The problem:
Repeat all entries exactly.

Element data from apps and pages:

####

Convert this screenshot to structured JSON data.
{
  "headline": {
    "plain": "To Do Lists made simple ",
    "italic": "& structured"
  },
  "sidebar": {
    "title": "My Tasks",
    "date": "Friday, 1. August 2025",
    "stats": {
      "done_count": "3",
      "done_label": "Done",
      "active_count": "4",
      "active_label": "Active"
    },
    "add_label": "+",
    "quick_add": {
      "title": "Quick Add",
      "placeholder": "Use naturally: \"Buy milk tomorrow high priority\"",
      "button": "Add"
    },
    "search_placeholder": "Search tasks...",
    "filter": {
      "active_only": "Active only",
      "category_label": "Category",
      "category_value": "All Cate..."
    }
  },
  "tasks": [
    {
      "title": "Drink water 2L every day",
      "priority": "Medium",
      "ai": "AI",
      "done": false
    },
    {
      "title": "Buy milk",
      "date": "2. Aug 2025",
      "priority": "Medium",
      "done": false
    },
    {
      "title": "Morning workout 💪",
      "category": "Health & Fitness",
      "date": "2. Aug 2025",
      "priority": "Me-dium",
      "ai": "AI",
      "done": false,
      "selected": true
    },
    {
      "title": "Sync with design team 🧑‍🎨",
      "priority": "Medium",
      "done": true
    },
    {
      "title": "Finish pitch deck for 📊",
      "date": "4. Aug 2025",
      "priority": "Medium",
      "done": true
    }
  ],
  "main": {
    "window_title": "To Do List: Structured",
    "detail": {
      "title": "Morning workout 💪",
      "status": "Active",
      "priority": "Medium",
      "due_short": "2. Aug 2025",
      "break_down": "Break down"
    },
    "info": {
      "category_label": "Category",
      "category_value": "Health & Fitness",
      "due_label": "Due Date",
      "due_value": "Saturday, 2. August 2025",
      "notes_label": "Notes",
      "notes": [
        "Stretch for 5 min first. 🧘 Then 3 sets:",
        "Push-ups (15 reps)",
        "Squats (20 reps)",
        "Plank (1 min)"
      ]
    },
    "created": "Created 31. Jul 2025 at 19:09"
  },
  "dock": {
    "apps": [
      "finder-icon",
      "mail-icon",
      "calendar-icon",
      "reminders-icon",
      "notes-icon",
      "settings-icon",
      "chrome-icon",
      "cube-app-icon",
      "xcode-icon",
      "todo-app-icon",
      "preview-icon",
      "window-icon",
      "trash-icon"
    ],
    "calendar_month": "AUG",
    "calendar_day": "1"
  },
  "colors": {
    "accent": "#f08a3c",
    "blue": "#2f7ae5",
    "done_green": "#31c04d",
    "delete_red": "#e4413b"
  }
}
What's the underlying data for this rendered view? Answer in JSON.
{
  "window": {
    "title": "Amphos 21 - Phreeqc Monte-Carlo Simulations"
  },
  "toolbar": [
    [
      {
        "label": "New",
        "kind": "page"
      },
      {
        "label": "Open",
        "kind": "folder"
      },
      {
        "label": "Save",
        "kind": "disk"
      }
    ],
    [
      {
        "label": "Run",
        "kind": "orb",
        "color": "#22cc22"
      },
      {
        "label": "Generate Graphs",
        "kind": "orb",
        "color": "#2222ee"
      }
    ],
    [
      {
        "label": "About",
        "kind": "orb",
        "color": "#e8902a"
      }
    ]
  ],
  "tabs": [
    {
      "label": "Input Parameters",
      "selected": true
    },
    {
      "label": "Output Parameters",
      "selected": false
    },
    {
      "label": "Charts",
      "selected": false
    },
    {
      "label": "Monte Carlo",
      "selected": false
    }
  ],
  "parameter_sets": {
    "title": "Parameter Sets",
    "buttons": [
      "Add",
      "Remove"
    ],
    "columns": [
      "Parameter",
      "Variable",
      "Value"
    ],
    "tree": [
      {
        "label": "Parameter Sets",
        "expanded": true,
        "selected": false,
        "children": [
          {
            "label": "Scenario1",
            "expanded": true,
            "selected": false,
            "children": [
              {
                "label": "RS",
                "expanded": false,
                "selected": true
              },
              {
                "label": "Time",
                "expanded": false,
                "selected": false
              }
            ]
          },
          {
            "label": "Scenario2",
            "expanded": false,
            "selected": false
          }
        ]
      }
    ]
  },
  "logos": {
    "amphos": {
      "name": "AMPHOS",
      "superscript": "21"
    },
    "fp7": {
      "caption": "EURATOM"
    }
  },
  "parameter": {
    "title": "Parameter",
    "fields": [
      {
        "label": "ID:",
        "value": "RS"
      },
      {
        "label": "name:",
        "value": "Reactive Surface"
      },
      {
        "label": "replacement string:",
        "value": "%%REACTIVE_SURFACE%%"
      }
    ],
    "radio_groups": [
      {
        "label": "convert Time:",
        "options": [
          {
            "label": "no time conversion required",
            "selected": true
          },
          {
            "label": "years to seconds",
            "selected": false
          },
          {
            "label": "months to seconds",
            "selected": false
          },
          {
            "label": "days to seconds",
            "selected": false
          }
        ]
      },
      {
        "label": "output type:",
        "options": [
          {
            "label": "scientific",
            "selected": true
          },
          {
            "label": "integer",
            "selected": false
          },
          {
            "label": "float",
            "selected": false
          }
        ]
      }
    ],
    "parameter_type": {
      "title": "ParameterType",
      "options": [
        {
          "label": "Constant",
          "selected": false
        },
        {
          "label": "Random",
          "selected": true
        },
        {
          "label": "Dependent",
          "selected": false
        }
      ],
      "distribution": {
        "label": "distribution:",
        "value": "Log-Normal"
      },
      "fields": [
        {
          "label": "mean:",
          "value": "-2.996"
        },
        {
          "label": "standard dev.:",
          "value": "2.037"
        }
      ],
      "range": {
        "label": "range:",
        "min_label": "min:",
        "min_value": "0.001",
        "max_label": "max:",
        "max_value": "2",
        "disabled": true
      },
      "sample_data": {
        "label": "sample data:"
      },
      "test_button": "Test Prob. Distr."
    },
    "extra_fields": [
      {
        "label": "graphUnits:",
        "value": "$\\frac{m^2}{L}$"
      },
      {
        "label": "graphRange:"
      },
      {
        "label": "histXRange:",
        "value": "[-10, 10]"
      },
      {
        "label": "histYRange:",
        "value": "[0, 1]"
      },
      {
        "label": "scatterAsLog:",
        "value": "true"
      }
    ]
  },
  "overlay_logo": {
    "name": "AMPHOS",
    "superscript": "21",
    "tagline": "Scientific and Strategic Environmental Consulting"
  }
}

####

Result:
Convert this screenshot to structured JSON data.
{
  "headline": {
    "plain": "To Do Lists made simple ",
    "italic": "& structured"
  },
  "sidebar": {
    "title": "My Tasks",
    "date": "Friday, 1. August 2025",
    "stats": {
      "done_count": "3",
      "done_label": "Done",
      "active_count": "4",
      "active_label": "Active"
    },
    "add_label": "+",
    "quick_add": {
      "title": "Quick Add",
      "placeholder": "Use naturally: \"Buy milk tomorrow high priority\"",
      "button": "Add"
    },
    "search_placeholder": "Search tasks...",
    "filter": {
      "active_only": "Active only",
      "category_label": "Category",
      "category_value": "All Cate..."
    }
  },
  "tasks": [
    {
      "title": "Drink water 2L every day",
      "priority": "Medium",
      "ai": "AI",
      "done": false
    },
    {
      "title": "Buy milk",
      "date": "2. Aug 2025",
      "priority": "Medium",
      "done": false
    },
    {
      "title": "Morning workout 💪",
      "category": "Health & Fitness",
      "date": "2. Aug 2025",
      "priority": "Me-dium",
      "ai": "AI",
      "done": false,
      "selected": true
    },
    {
      "title": "Sync with design team 🧑‍🎨",
      "priority": "Medium",
      "done": true
    },
    {
      "title": "Finish pitch deck for 📊",
      "date": "4. Aug 2025",
      "priority": "Medium",
      "done": true
    }
  ],
  "main": {
    "window_title": "To Do List: Structured",
    "detail": {
      "title": "Morning workout 💪",
      "status": "Active",
      "priority": "Medium",
      "due_short": "2. Aug 2025",
      "break_down": "Break down"
    },
    "info": {
      "category_label": "Category",
      "category_value": "Health & Fitness",
      "due_label": "Due Date",
      "due_value": "Saturday, 2. August 2025",
      "notes_label": "Notes",
      "notes": [
        "Stretch for 5 min first. 🧘 Then 3 sets:",
        "Push-ups (15 reps)",
        "Squats (20 reps)",
        "Plank (1 min)"
      ]
    },
    "created": "Created 31. Jul 2025 at 19:09"
  },
  "dock": {
    "apps": [
      "finder-icon",
      "mail-icon",
      "calendar-icon",
      "reminders-icon",
      "notes-icon",
      "settings-icon",
      "chrome-icon",
      "cube-app-icon",
      "xcode-icon",
      "todo-app-icon",
      "preview-icon",
      "window-icon",
      "trash-icon"
    ],
    "calendar_month": "AUG",
    "calendar_day": "1"
  },
  "colors": {
    "accent": "#f08a3c",
    "blue": "#2f7ae5",
    "done_green": "#31c04d",
    "delete_red": "#e4413b"
  }
}
What's the underlying data for this rendered view? Answer in JSON.
{
  "window": {
    "title": "Amphos 21 - Phreeqc Monte-Carlo Simulations"
  },
  "toolbar": [
    [
      {
        "label": "New",
        "kind": "page"
      },
      {
        "label": "Open",
        "kind": "folder"
      },
      {
        "label": "Save",
        "kind": "disk"
      }
    ],
    [
      {
        "label": "Run",
        "kind": "orb",
        "color": "#22cc22"
      },
      {
        "label": "Generate Graphs",
        "kind": "orb",
        "color": "#2222ee"
      }
    ],
    [
      {
        "label": "About",
        "kind": "orb",
        "color": "#e8902a"
      }
    ]
  ],
  "tabs": [
    {
      "label": "Input Parameters",
      "selected": true
    },
    {
      "label": "Output Parameters",
      "selected": false
    },
    {
      "label": "Charts",
      "selected": false
    },
    {
      "label": "Monte Carlo",
      "selected": false
    }
  ],
  "parameter_sets": {
    "title": "Parameter Sets",
    "buttons": [
      "Add",
      "Remove"
    ],
    "columns": [
      "Parameter",
      "Variable",
      "Value"
    ],
    "tree": [
      {
        "label": "Parameter Sets",
        "expanded": true,
        "selected": false,
        "children": [
          {
            "label": "Scenario1",
            "expanded": true,
            "selected": false,
            "children": [
              {
                "label": "RS",
                "expanded": false,
                "selected": true
              },
              {
                "label": "Time",
                "expanded": false,
                "selected": false
              }
            ]
          },
          {
            "label": "Scenario2",
            "expanded": false,
            "selected": false
          }
        ]
      }
    ]
  },
  "logos": {
    "amphos": {
      "name": "AMPHOS",
      "superscript": "21"
    },
    "fp7": {
      "caption": "EURATOM"
    }
  },
  "parameter": {
    "title": "Parameter",
    "fields": [
      {
        "label": "ID:",
        "value": "RS"
      },
      {
        "label": "name:",
        "value": "Reactive Surface"
      },
      {
        "label": "replacement string:",
        "value": "%%REACTIVE_SURFACE%%"
      }
    ],
    "radio_groups": [
      {
        "label": "convert Time:",
        "options": [
          {
            "label": "no time conversion required",
            "selected": true
          },
          {
            "label": "years to seconds",
            "selected": false
          },
          {
            "label": "months to seconds",
            "selected": false
          },
          {
            "label": "days to seconds",
            "selected": false
          }
        ]
      },
      {
        "label": "output type:",
        "options": [
          {
            "label": "scientific",
            "selected": true
          },
          {
            "label": "integer",
            "selected": false
          },
          {
            "label": "float",
            "selected": false
          }
        ]
      }
    ],
    "parameter_type": {
      "title": "ParameterType",
      "options": [
        {
          "label": "Constant",
          "selected": false
        },
        {
          "label": "Random",
          "selected": true
        },
        {
          "label": "Dependent",
          "selected": false
        }
      ],
      "distribution": {
        "label": "distribution:",
        "value": "Log-Normal"
      },
      "fields": [
        {
          "label": "mean:",
          "value": "-2.996"
        },
        {
          "label": "standard dev.:",
          "value": "2.037"
        }
      ],
      "range": {
        "label": "range:",
        "min_label": "min:",
        "min_value": "0.001",
        "max_label": "max:",
        "max_value": "2",
        "disabled": true
      },
      "sample_data": {
        "label": "sample data:"
      },
      "test_button": "Test Prob. Distr."
    },
    "extra_fields": [
      {
        "label": "graphUnits:",
        "value": "$\\frac{m^2}{L}$"
      },
      {
        "label": "graphRange:"
      },
      {
        "label": "histXRange:",
        "value": "[-10, 10]"
      },
      {
        "label": "histYRange:",
        "value": "[0, 1]"
      },
      {
        "label": "scatterAsLog:",
        "value": "true"
      }
    ]
  },
  "overlay_logo": {
    "name": "AMPHOS",
    "superscript": "21",
    "tagline": "Scientific and Strategic Environmental Consulting"
  }
}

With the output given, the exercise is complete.